Nine synod bishops of the Evangelical Lutheran Church in America (ELCA) expressed concern about new Israeli military orders regarding the “prevention of infiltration” in the West Bank in an April 30 letter to U.S. Secretary of State Hillary Rodham Clinton. The bishops asked that the U.S. government exert its influence to ensure that “the orders in question are immediately frozen and ultimately rescinded,” they wrote in their letter to Clinton.
The bishops, members of the ELCA Conference of Bishops’ Middle East caucus, said the new Israeli orders “would seem to work against prospects for peace.”   The orders, which became effective April 13, broaden the definition of infiltrator in a way that could put thousands of Palestinians whose homes are in the West Bank at risk for deportation, the bishops wrote. The bishops also wrote that foreign nationals working, volunteering or visiting the West Bank could be affected by the new orders.

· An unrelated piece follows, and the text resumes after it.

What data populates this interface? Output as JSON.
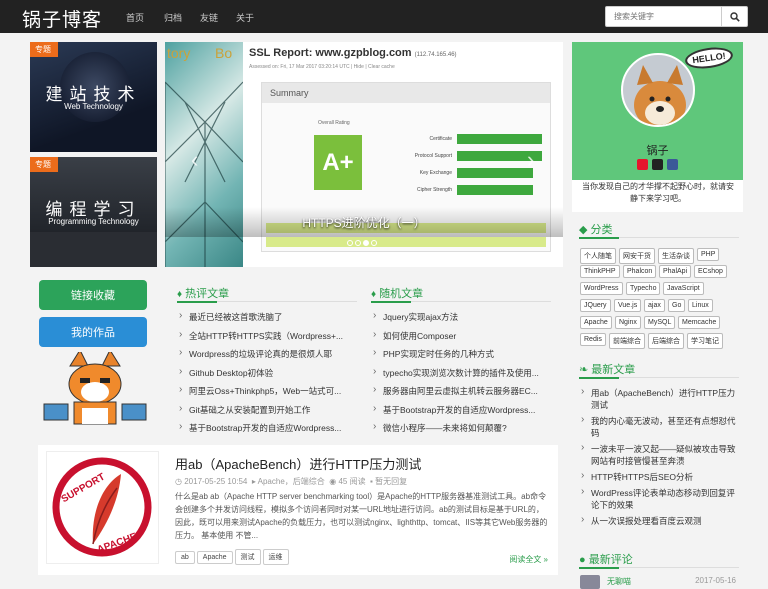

“While the previous orders from 1969 were focused on persons entering the West Bank unlawfully from Jordan, Syria, Egypt and Lebanon, the new orders appear to redefine ‘infiltrator’ as anyone present in the West Bank without an Israeli permit.  It is unclear what sort of permit is needed, and this vagueness is of great concern.  The lack of clarity leaves room for both arbitrary and sweeping implementation,” the bishops wrote to Clinton.
The ELCA bishops wrote that, regardless of how the orders are carried out, “they are likely to have the immediate effect of increasing insecurity among West Bank residents.”  Many may fear that regular travel for work, education, medical care or visits to relatives could result in their being detained by the Israeli military, beyond “existing onerous restrictions on movement and access,” the bishops wrote.
The bishops said they recognize Israel’s need to provide for its own security, but they said that it’s unclear how the orders contribute to that goal.  “The orders do, however, have the potential to further disrupt normal life for thousands of West Bank residents, and in this regard we are concerned that their implementation could be an additional violation of international law, including the fourth Geneva Convention, which requires Israel, as the occupying power, to safeguard the welfare of those living under occupation,” the bishops wrote in their letter to Clinton.
The bishops also pointed out that the ELCA has a long history of ministry in the region, working in partnership with Palestinian Christians, including the Evangelical Lutheran Church in Jordan and the Holy Land, and others within the interfaith community.  Most members of the ELCA Conference of Bishops visited the Middle East, including Israel and the West Bank, during one of two conference trips there in 2009.
“We are devoted to seeking a just peace for all people in the land.  It is out of these relationships and commitments that our current concern arises,” the bishops wrote.
Bishops who signed the letter were:
+ The Rev. Bruce H. Burnside, ELCA South-Central Synod of Wisconsin, Madison, and caucus chair
+ The Rev. Murray D. Finck, ELCA Pacifica Synod, Santa Ana, Calif.
+ The Rev. Gerald L. Mansholt, ELCA Central States Synod, Kansas City, Kan.
+ The Rev. Dean W. Nelson, ELCA Southwest California Synod, Glendale The
+ Rev. Margaret G. Payne, ELCA New England Synod, Worcester, Mass.
+ The Rev. Duane C. Pederson, ELCA Northwest Synod of Wisconsin, Chetek
+ The Rev. Floyd M. Schoenhals, ELCA Arkansas-Oklahoma Synod, Tulsa, Okla.
+ The Rev. Harold L. Usgaard, ELCA Southeastern Minnesota Synod,
+ Rochester The Rev. David B. Zellmer, ELCA South Dakota Synod, Sioux Falls
Read the complete letter here.